That difference is significant. This is surprising since we did not see significant difference in overall productivity. I think that we might see the result of people *playing* with VE. I can imagine people suddenly noticing the two edit links and spending some time checking out what it looks like to edit with VE on a few different articles. If it were me, I'd spend some time typing and copy-pasting around an article to see what it looked like and then not hit save. It's difficult to know if my experience and intuition is like others, but I think it's safe to conclude that something more complex than "VE doesn't work as well as Wikitext for people" is going on here. --Halfak (WMF) (talk) 15:50, 15 June 2015 (UTC)

### Additional questions[edit]

OK. So that roughly concludes my planned evaluation. Now, I'd like to do some descriptive statistics. Since productivity held roughly constant, I want to look at the distribution of productivity for new editors and see what level of productivity newcomers who choose to use VE are general at.

> mean(user_metrics[week_revisions > 0 & bucket=="experimental",]$prop.ve > .5) [1] 0.4057274

40.6% of experimental editors mostly used VE. That means we should have a good set of observations.

It looks like the primary difference between mostly Wikitext and mostly VE is that mostly VE has more editors who make at least one productive edit. I'll need to run a test to be sure. --Halfak (WMF) (talk) 16:00, 15 June 2015 (UTC)

group productive editing n 1: mostly WT 1086 2332 11203 2: mostly VE 1138 2033 2304 > prop.test(c(1086, 1138), c(2332, 2033)) 2-sample test for equality of proportions with continuity correction data: c(1086, 1138) out of c(2332, 2033) X-squared = 38.0831, df = 1, p-value = 6.779e-10 alternative hypothesis: two.sided 95 percent confidence interval: -0.12411876 -0.06401967 sample estimates: prop 1 prop 2 0.4656947 0.5597639

Yes. It looks like 10% more VE users will make at least one productive edit that WT users. This **does not** suggest that VE increases productive editing -- just that editors who were likely to be productive are more likely to mostly use VE. --Halfak (WMF) (talk) 16:31, 15 June 2015 (UTC)

## Time to completion[edit]

I had forgotten that I planned to measure the time between the start and completion of an edit. So, let's do that!

**Time to save.**

*The density of time-to-safe is plotted for edit sessions during the VisualEditor A/B Test.*

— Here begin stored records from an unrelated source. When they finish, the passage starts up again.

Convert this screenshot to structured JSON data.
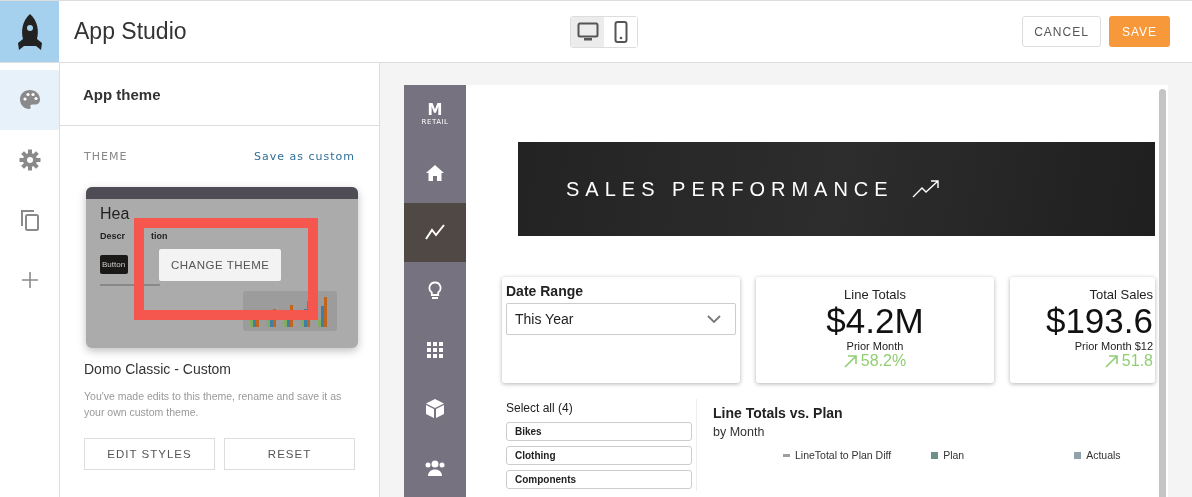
{
  "app": {
    "title": "App Studio"
  },
  "rail": [
    {
      "kind": "palette",
      "selected": true
    },
    {
      "kind": "gear",
      "selected": false
    },
    {
      "kind": "copy",
      "selected": false
    },
    {
      "kind": "plus",
      "selected": false
    }
  ],
  "view_toggle": [
    {
      "kind": "desktop",
      "selected": true
    },
    {
      "kind": "mobile",
      "selected": false
    }
  ],
  "actions": {
    "cancel": "CANCEL",
    "save": "SAVE"
  },
  "panel": {
    "title": "App theme",
    "section": "THEME",
    "link": "Save as custom",
    "preview": {
      "heading": "Hea",
      "description": [
        "Descr",
        "tion"
      ],
      "buttons": [
        "Button"
      ],
      "overlay_button": "CHANGE THEME"
    },
    "theme_name": "Domo Classic - Custom",
    "note": "You've made edits to this theme, rename and save it as your own custom theme.",
    "buttons": [
      "EDIT STYLES",
      "RESET"
    ]
  },
  "preview": {
    "brand": "M",
    "brand_sub": "RETAIL",
    "nav": [
      {
        "kind": "home",
        "selected": false
      },
      {
        "kind": "trend",
        "selected": true
      },
      {
        "kind": "bulb",
        "selected": false
      },
      {
        "kind": "grid",
        "selected": false
      },
      {
        "kind": "cube",
        "selected": false
      },
      {
        "kind": "people",
        "selected": false
      }
    ],
    "banner": "SALES PERFORMANCE",
    "date_range": {
      "label": "Date Range",
      "value": "This Year"
    },
    "kpis": [
      {
        "title": "Line Totals",
        "value": "$4.2M",
        "caption": "Prior Month",
        "change": "58.2%"
      },
      {
        "title": "Total Sales",
        "value": "$193.6",
        "caption": "Prior Month $12",
        "change": "51.8"
      }
    ],
    "filter": {
      "select_all": "Select all (4)",
      "options": [
        "Bikes",
        "Clothing",
        "Components"
      ]
    },
    "chart": {
      "title": "Line Totals vs. Plan",
      "subtitle": "by Month",
      "legend": [
        {
          "name": "LineTotal to Plan Diff",
          "kind": "line",
          "color": "#9e9e9e"
        },
        {
          "name": "Plan",
          "kind": "square",
          "color": "#6f8f8a"
        },
        {
          "name": "Actuals",
          "kind": "square",
          "color": "#8fa3ab"
        }
      ]
    }
  }
}
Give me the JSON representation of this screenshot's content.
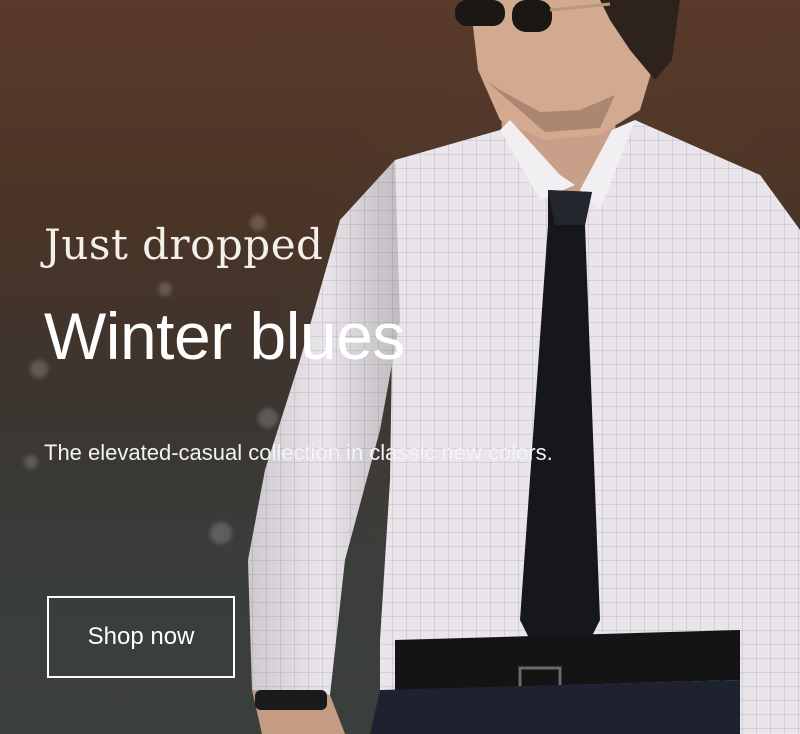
{
  "hero": {
    "eyebrow": "Just dropped",
    "headline": "Winter blues",
    "subhead": "The elevated-casual collection in classic new colors.",
    "cta_label": "Shop now",
    "image": "man-in-checked-shirt-and-black-tie-photo",
    "colors": {
      "text": "#ffffff",
      "background_top": "#5a3a2a",
      "background_bottom": "#3b3f3c"
    }
  }
}
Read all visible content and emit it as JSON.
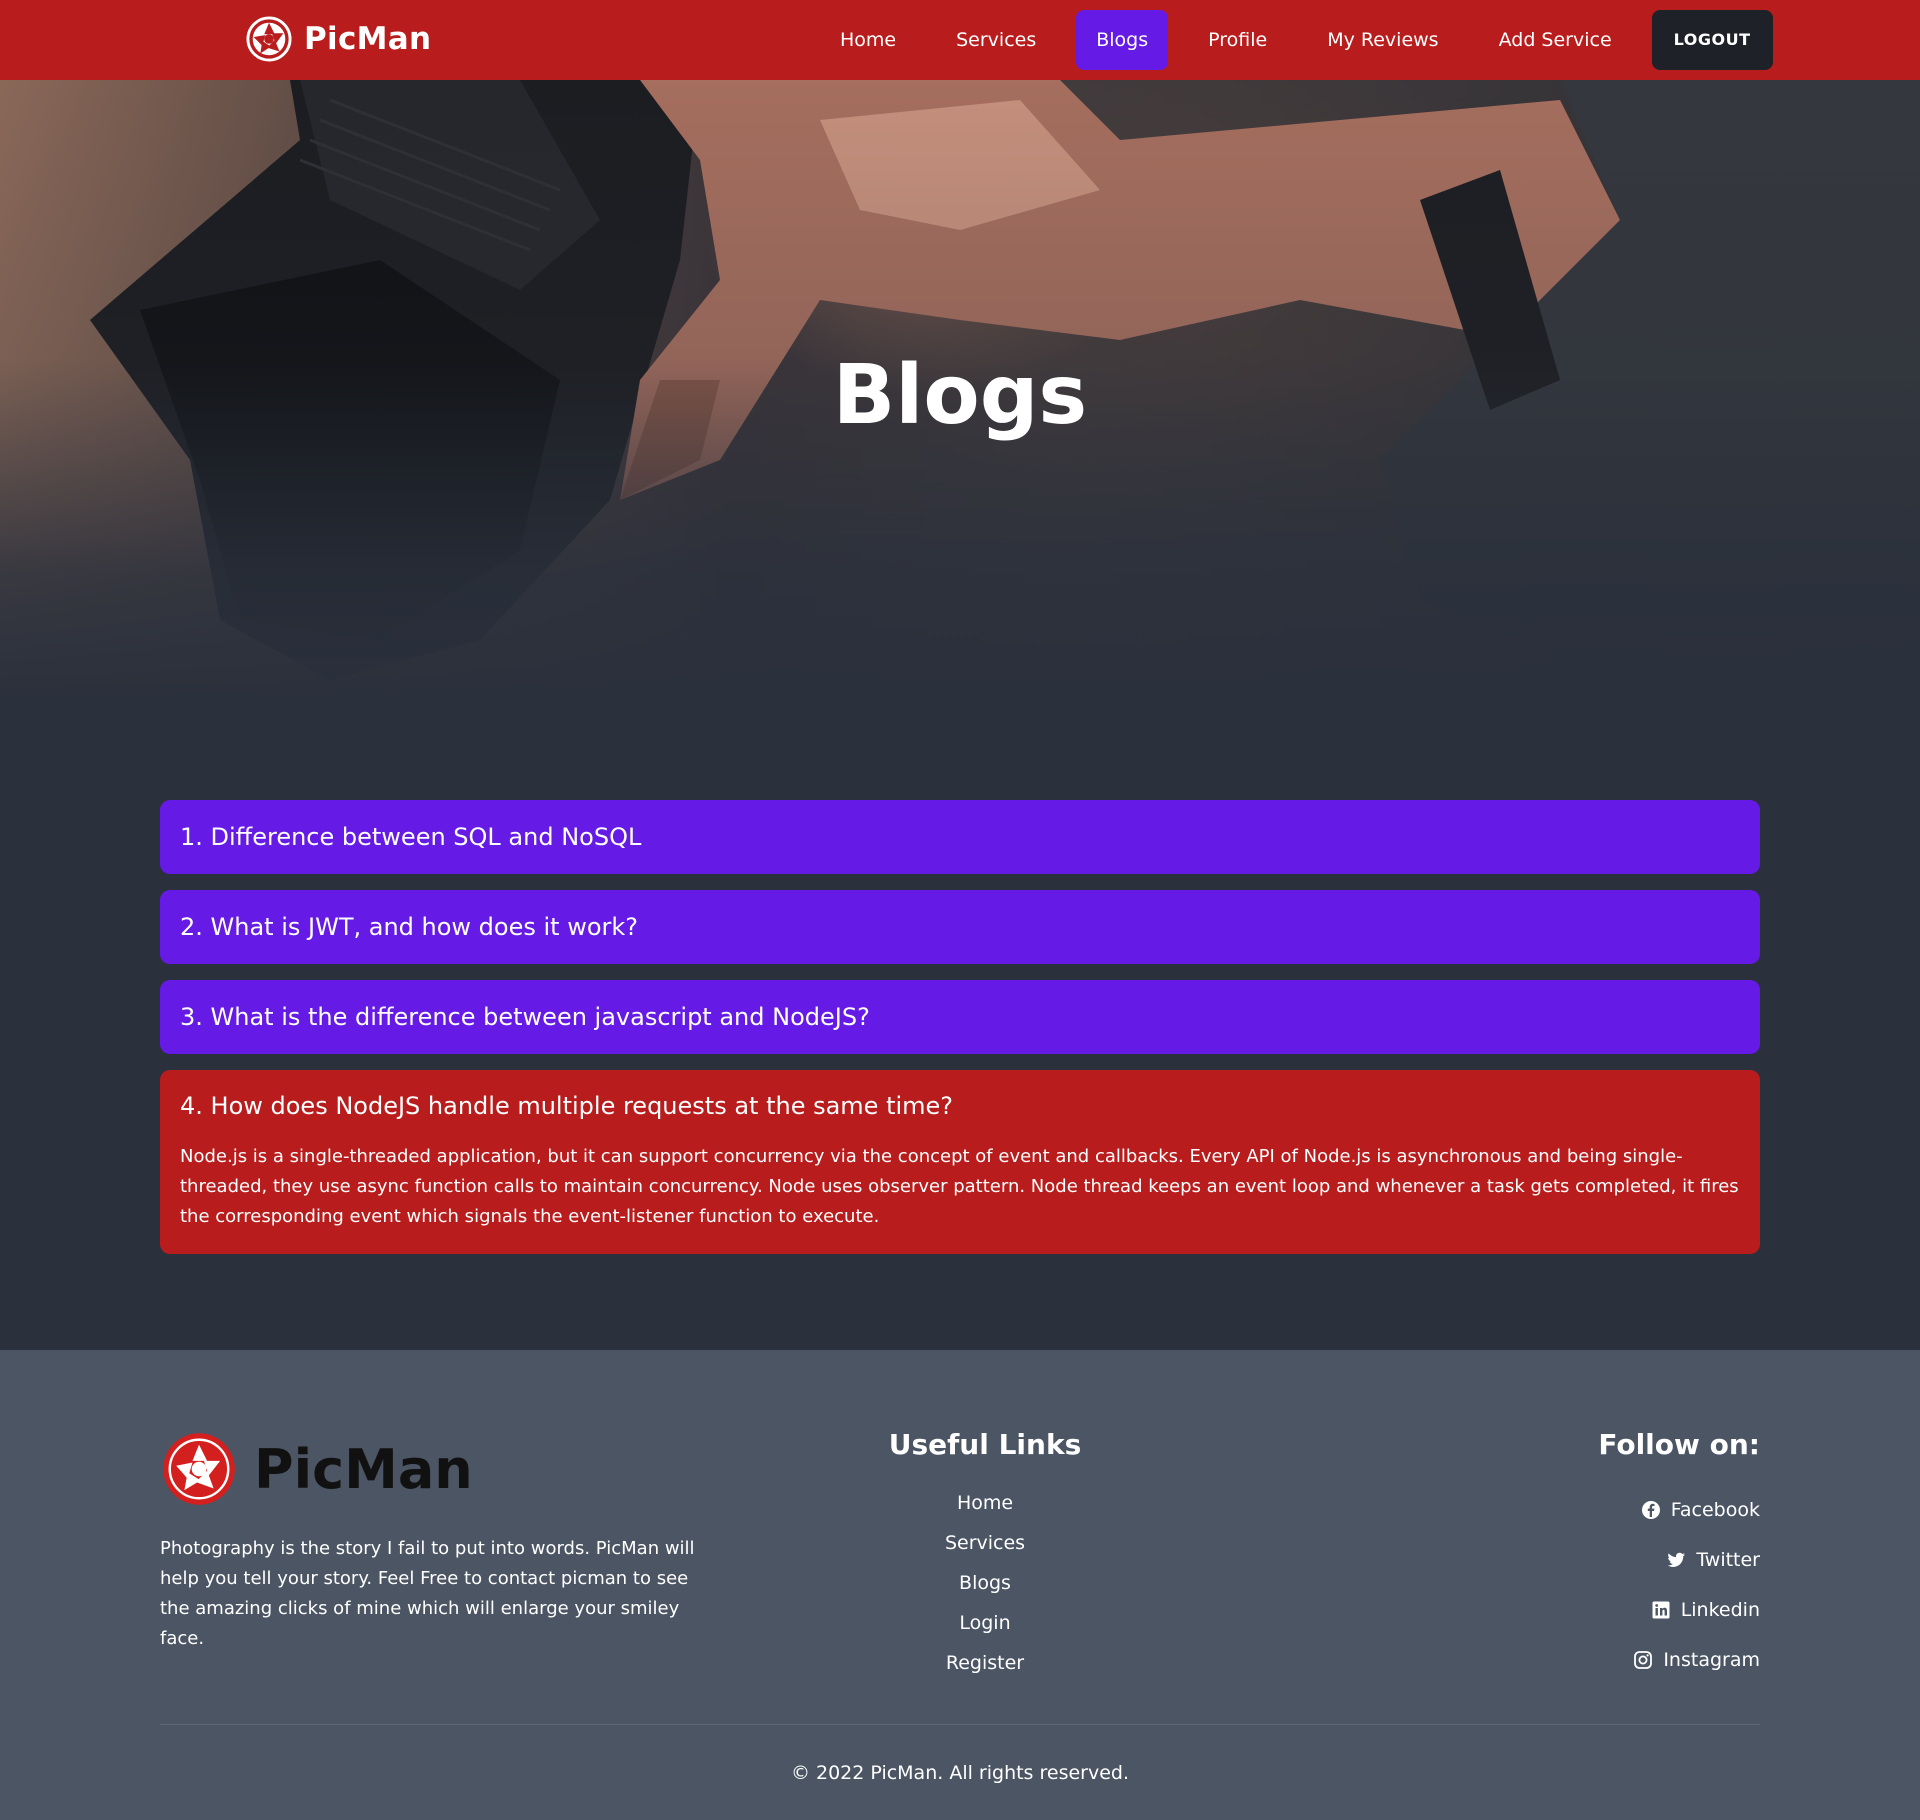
{
  "brand": {
    "name": "PicMan"
  },
  "nav": {
    "items": [
      {
        "label": "Home"
      },
      {
        "label": "Services"
      },
      {
        "label": "Blogs",
        "active": true
      },
      {
        "label": "Profile"
      },
      {
        "label": "My Reviews"
      },
      {
        "label": "Add Service"
      }
    ],
    "logout_label": "LOGOUT"
  },
  "hero": {
    "title": "Blogs"
  },
  "blogs": [
    {
      "question": "1. Difference between SQL and NoSQL",
      "expanded": false
    },
    {
      "question": "2. What is JWT, and how does it work?",
      "expanded": false
    },
    {
      "question": "3. What is the difference between javascript and NodeJS?",
      "expanded": false
    },
    {
      "question": "4. How does NodeJS handle multiple requests at the same time?",
      "expanded": true,
      "answer": "Node.js is a single-threaded application, but it can support concurrency via the concept of event and callbacks. Every API of Node.js is asynchronous and being single-threaded, they use async function calls to maintain concurrency. Node uses observer pattern. Node thread keeps an event loop and whenever a task gets completed, it fires the corresponding event which signals the event-listener function to execute."
    }
  ],
  "footer": {
    "brand_name": "PicMan",
    "description": "Photography is the story I fail to put into words. PicMan will help you tell your story. Feel Free to contact picman to see the amazing clicks of mine which will enlarge your smiley face.",
    "useful_links": {
      "heading": "Useful Links",
      "items": [
        "Home",
        "Services",
        "Blogs",
        "Login",
        "Register"
      ]
    },
    "follow": {
      "heading": "Follow on:",
      "items": [
        {
          "label": "Facebook",
          "icon": "facebook-icon"
        },
        {
          "label": "Twitter",
          "icon": "twitter-icon"
        },
        {
          "label": "Linkedin",
          "icon": "linkedin-icon"
        },
        {
          "label": "Instagram",
          "icon": "instagram-icon"
        }
      ]
    },
    "copyright": "© 2022 PicMan. All rights reserved."
  },
  "colors": {
    "primary_red": "#b91c1c",
    "accent_purple": "#661ae6",
    "page_background": "#2a303c",
    "footer_background": "#4b5563",
    "logout_button": "#1f2129"
  }
}
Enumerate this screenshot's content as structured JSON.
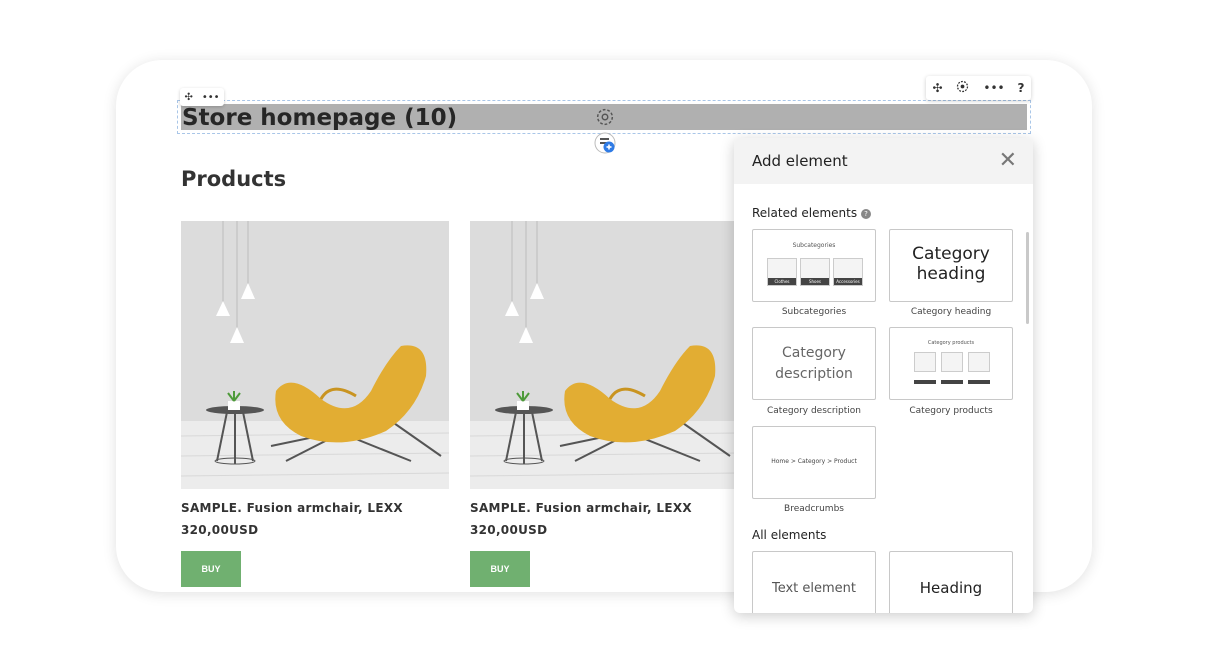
{
  "page": {
    "title": "Store homepage (10)",
    "products_heading": "Products"
  },
  "toolbar": {
    "mini_move": "✣",
    "mini_more": "•••",
    "move": "✣",
    "more": "•••",
    "help": "?"
  },
  "products": [
    {
      "name": "SAMPLE. Fusion armchair, LEXX",
      "price": "320,00USD",
      "buy": "BUY"
    },
    {
      "name": "SAMPLE. Fusion armchair, LEXX",
      "price": "320,00USD",
      "buy": "BUY"
    }
  ],
  "panel": {
    "title": "Add element",
    "close": "✕",
    "related_label": "Related elements",
    "all_label": "All elements",
    "related": [
      {
        "caption": "Subcategories",
        "preview_title": "Subcategories",
        "thumb_labels": [
          "Clothes",
          "Shoes",
          "Accessories"
        ]
      },
      {
        "caption": "Category heading",
        "preview_text": "Category heading"
      },
      {
        "caption": "Category description",
        "preview_text": "Category description"
      },
      {
        "caption": "Category products",
        "preview_title": "Category products",
        "thumb_price": "$320,00",
        "thumb_button": "BUY NOW"
      },
      {
        "caption": "Breadcrumbs",
        "preview_text": "Home > Category > Product"
      }
    ],
    "all": [
      {
        "preview_text": "Text element"
      },
      {
        "preview_text": "Heading"
      }
    ]
  },
  "colors": {
    "title_bar": "#b0b0b0",
    "buy": "#70b070",
    "accent": "#2f7be5",
    "chair": "#e2ad33"
  }
}
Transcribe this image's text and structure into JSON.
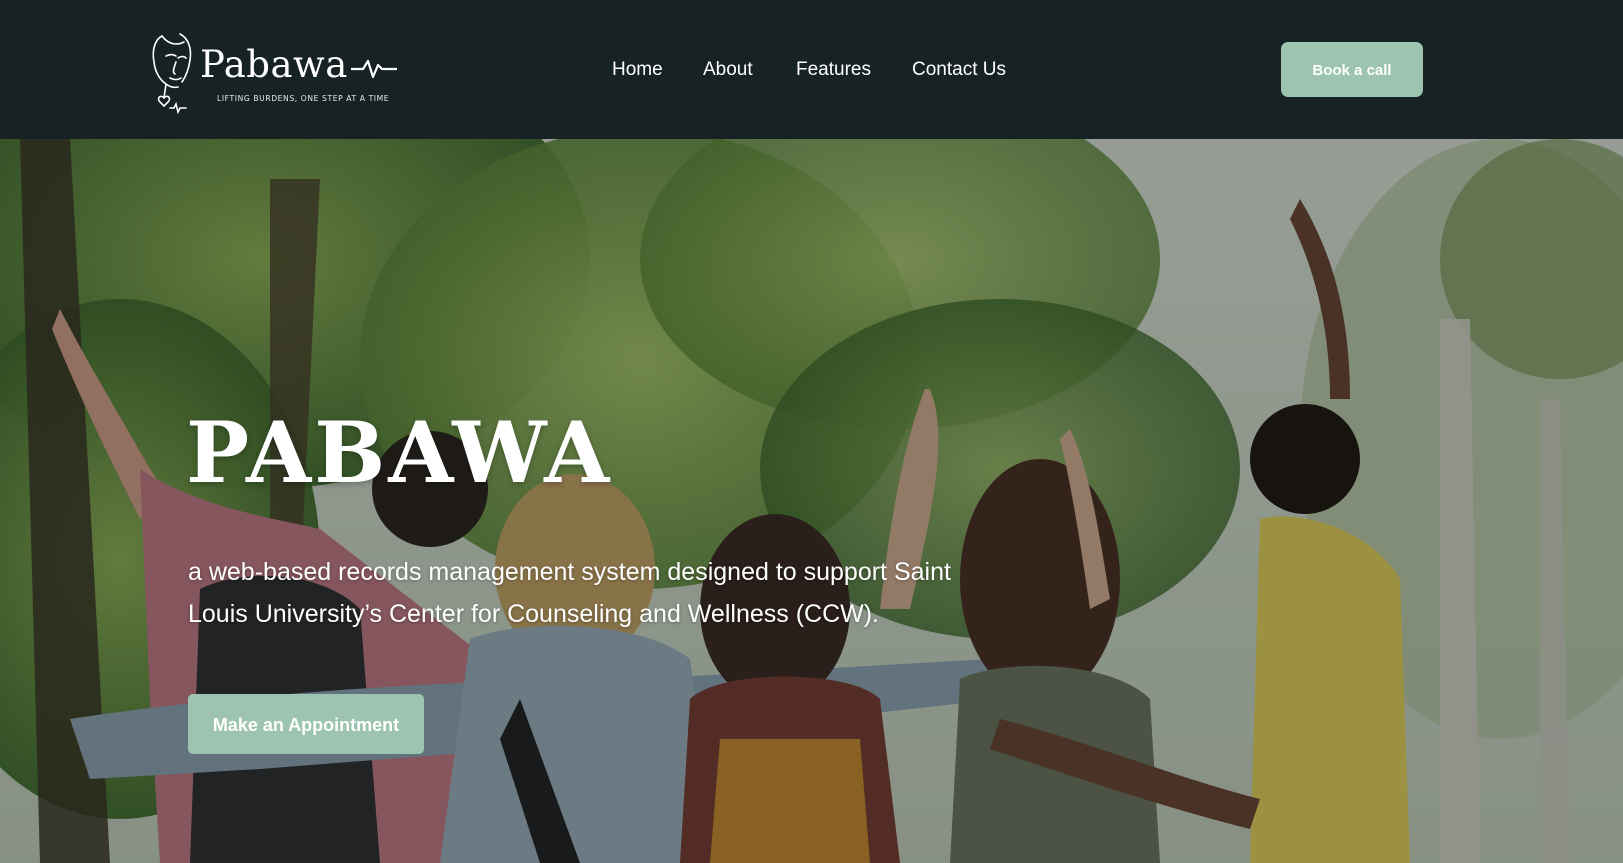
{
  "header": {
    "logo": {
      "wordmark": "Pabawa",
      "tagline": "LIFTING BURDENS, ONE STEP AT A TIME"
    },
    "nav": [
      {
        "label": "Home"
      },
      {
        "label": "About"
      },
      {
        "label": "Features"
      },
      {
        "label": "Contact Us"
      }
    ],
    "book_call_label": "Book a call"
  },
  "hero": {
    "title": "PABAWA",
    "description": "a web-based records management system designed to support Saint Louis University’s Center for Counseling and Wellness (CCW).",
    "cta_label": "Make an Appointment",
    "background": "photo of students with raised arms under trees"
  },
  "colors": {
    "header_bg": "#172224",
    "accent": "#9cc4b0",
    "text": "#ffffff"
  }
}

A t-test of the log values suggests this difference is significant. With an expected difference in the average edit time of ~20 seconds.

t = -4.9302, df = 5253.173, p-value = 8.468e-07

Let's look within the experimental condition at edits saved via the visual editor vs. wikitext.

It seems like editors who use wikitext are making substantially faster edits. The mode of the wikitext distribution is around 35 seconds, while the mode of the visualeditor distribution is more like 2 minutes. --Halfak (WMF) (talk) 19:22, 15 June 2015 (UTC)

So, I wonder if, when presented with VE, newcomers will perform different types of edits. We might also be seeing save delays due to the time spent waiting for the editor to load or even the newcomers spending more time exploring VE and its complex menus. --Halfak (WMF) (talk) 19:25, 15 June 2015 (UTC)